With online rental marketplaces rapidly proliferating and growing in popularity, governments have taken a while to “catch up” when it comes to regulating such platforms. While some of these sites carry out certain checks on people wishing to list a property, they don’t tend to go as far as verifying documentation like passports. This means fraudsters are still able to set up fake profiles, and populate them with fake reviews and photos from other websites.

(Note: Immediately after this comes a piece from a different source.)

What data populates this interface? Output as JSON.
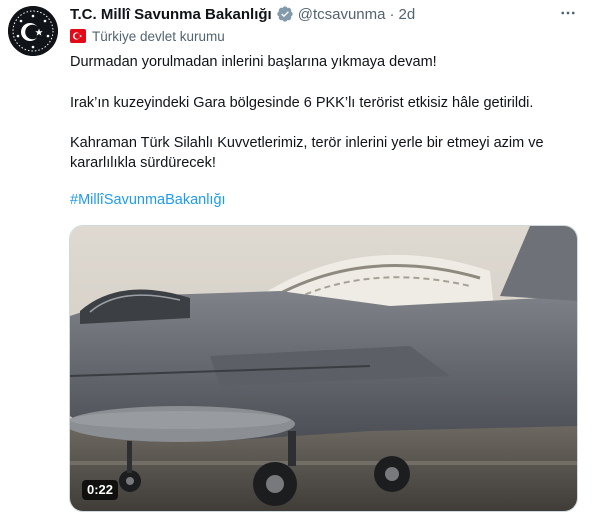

Steps have been taken in various countries, including Spain and Japan, to ensure property owners are fully verified before being able to advertise their properties on online rental marketplaces or agencies. However, the motive for such measures – as well those in cities like London, Paris and Amsterdam, which place limits on the number of days per year an owner can rent out accommodation – is largely to prevent cities losing their cultural identity, as opposed to being a conscious effort to tackle potential rental fraud.
Alongside the above measures, awareness of internationally-recognised ‘trust marks’ will give more travellers the confidence to book rental accommodation without having to worry about fraud.
While ABTA and ATOL protect people who are booking flights, package holidays and other types of accommodation, bodies like I-PRAC gives property owners and rental agents an opportunity to distinguish themselves as genuine, trustworthy operators.
When travellers see an I-PRAC Approved logo on a property owner’s website or online listing, they will know the owner or agency has completed a thorough verification process including passport, bank account and identity checks, as well as an assessment of property photos, descriptions and reviews.
With rental fraud threatening to destroy a thriving industry, it’s important for governments to engage with the likes of ATOL, ABTA and I-PRAC, so that travellers have the confidence to report rental fraud and know how to avoid it in the future.
Increased trust between holidaymakers and property owners – made possible through platforms like I-PRAC – should also boost the number of direct bookings for property owners, helping them generate additional revenue and take more payments upfront.
About the Author:
Chris Maughan is the Founder & CEO of I-PRAC, a global verification platform that carries out detailed checks on property owners and rental agencies who offer short-term holiday and business rentals.